» **Task instructions**:
Whenever a line in the records below holds the string "text", copy it out.

» **Available records**:
• • • • •

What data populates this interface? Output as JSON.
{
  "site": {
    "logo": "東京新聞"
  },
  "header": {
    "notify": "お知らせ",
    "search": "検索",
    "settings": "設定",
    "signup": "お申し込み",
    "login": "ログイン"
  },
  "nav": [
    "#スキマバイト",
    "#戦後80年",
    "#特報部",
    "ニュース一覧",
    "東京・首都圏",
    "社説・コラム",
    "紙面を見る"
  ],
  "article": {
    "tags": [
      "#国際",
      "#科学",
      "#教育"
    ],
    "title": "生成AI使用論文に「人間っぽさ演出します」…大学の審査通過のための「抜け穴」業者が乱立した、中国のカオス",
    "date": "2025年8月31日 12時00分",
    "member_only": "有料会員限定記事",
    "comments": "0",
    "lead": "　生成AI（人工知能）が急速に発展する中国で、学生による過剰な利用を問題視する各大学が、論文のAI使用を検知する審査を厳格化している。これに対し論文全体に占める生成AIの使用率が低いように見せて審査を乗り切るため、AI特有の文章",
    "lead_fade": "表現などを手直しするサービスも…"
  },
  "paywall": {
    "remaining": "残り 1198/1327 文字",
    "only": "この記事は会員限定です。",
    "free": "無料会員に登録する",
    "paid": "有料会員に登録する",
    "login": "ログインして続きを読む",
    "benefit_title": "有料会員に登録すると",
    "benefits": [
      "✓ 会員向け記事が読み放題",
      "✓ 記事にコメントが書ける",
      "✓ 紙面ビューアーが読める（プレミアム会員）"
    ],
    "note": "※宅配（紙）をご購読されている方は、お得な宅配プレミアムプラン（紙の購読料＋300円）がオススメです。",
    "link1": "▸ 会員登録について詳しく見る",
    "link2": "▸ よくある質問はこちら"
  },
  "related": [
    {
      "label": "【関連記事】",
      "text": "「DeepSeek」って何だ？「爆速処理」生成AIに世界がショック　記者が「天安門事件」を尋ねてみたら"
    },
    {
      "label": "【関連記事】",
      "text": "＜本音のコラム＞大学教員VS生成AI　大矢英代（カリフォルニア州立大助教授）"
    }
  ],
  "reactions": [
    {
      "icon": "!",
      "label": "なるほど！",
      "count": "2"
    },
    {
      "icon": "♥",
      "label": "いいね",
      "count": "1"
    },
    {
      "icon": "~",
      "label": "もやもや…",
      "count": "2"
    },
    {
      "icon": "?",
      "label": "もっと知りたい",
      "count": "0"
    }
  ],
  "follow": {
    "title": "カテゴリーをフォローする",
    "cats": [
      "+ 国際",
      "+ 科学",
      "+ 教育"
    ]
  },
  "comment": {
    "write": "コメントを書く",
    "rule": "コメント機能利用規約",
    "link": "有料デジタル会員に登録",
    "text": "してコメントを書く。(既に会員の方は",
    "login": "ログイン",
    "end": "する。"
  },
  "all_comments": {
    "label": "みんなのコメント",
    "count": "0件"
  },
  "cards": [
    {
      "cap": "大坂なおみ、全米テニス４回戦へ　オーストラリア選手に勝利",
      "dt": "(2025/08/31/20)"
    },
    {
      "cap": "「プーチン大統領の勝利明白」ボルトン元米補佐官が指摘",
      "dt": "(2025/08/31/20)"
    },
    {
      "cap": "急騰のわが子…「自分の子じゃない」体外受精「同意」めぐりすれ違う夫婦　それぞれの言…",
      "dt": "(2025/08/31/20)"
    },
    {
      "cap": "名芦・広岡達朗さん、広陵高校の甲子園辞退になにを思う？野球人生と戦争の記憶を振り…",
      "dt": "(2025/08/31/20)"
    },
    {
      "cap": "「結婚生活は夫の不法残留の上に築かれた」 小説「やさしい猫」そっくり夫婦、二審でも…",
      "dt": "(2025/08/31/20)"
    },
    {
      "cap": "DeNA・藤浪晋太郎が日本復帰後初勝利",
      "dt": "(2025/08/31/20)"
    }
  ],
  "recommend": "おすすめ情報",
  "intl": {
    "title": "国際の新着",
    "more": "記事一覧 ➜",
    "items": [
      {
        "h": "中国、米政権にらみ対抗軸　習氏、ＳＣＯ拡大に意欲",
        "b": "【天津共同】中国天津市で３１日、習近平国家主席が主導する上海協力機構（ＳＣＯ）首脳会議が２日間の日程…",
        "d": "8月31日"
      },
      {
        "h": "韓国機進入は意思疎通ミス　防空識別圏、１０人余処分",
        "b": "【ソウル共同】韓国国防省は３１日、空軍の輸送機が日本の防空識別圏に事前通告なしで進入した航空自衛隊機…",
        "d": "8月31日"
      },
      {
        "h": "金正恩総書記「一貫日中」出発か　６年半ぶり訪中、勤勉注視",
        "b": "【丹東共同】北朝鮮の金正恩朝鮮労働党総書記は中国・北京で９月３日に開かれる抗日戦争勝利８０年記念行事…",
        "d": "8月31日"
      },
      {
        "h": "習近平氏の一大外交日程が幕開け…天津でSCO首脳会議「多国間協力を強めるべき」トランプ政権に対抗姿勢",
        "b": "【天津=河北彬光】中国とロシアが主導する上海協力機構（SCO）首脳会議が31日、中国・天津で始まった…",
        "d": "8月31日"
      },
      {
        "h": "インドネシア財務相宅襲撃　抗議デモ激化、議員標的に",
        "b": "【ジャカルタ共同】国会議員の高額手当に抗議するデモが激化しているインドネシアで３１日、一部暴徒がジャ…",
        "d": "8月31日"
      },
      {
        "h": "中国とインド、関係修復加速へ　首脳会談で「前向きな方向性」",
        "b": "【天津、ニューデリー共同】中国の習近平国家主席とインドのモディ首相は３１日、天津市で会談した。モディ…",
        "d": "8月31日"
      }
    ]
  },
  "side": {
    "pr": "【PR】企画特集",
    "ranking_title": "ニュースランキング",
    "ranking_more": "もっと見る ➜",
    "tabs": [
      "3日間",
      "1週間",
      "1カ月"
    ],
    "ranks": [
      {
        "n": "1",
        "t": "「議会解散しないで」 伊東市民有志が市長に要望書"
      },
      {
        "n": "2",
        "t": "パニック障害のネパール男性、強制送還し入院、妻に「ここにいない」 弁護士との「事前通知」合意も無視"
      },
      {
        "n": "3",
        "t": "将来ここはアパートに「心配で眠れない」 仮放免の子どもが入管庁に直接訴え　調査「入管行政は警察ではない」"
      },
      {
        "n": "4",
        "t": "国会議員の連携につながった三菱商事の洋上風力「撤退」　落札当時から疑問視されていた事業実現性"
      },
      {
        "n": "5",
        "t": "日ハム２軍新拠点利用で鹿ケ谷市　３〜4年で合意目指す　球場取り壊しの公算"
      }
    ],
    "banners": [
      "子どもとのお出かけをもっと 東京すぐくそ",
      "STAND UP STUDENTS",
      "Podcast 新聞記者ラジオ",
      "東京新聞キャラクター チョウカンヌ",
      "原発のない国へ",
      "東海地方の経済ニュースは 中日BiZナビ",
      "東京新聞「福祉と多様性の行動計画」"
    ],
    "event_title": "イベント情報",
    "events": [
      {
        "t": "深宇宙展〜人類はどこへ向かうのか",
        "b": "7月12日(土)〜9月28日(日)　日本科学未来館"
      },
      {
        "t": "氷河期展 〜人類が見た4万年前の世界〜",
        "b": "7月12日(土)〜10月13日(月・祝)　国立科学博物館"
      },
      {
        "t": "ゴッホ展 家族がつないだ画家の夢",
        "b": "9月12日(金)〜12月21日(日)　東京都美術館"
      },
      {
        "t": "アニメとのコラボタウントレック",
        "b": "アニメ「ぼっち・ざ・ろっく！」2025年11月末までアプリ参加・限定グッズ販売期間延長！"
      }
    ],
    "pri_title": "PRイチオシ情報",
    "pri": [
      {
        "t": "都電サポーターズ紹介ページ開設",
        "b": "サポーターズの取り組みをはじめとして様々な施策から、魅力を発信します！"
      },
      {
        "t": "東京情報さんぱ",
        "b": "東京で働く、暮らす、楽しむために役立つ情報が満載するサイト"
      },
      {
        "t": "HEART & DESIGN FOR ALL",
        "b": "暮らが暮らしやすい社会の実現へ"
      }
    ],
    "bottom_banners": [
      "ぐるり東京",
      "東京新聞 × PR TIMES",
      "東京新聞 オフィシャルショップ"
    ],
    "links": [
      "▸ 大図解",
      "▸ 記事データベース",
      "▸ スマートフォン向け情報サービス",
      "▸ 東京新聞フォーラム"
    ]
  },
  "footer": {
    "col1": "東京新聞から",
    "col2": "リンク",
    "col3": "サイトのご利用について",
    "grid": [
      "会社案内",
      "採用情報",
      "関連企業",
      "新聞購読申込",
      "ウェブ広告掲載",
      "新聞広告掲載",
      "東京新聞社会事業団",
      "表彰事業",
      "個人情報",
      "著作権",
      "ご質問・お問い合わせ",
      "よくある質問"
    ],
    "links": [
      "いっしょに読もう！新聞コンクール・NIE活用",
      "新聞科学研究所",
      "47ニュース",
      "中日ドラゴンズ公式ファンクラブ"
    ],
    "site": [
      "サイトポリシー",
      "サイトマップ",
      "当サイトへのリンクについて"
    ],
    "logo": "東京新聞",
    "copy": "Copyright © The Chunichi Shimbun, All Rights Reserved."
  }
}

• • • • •

» **Response**:
      "text": "「DeepSeek」って何だ？「爆速処理」生成AIに世界がショック　記者が「天安門事件」を尋ねてみたら"
      "text": "＜本音のコラム＞大学教員VS生成AI　大矢英代（カリフォルニア州立大助教授）"
    "text": "してコメントを書く。(既に会員の方は",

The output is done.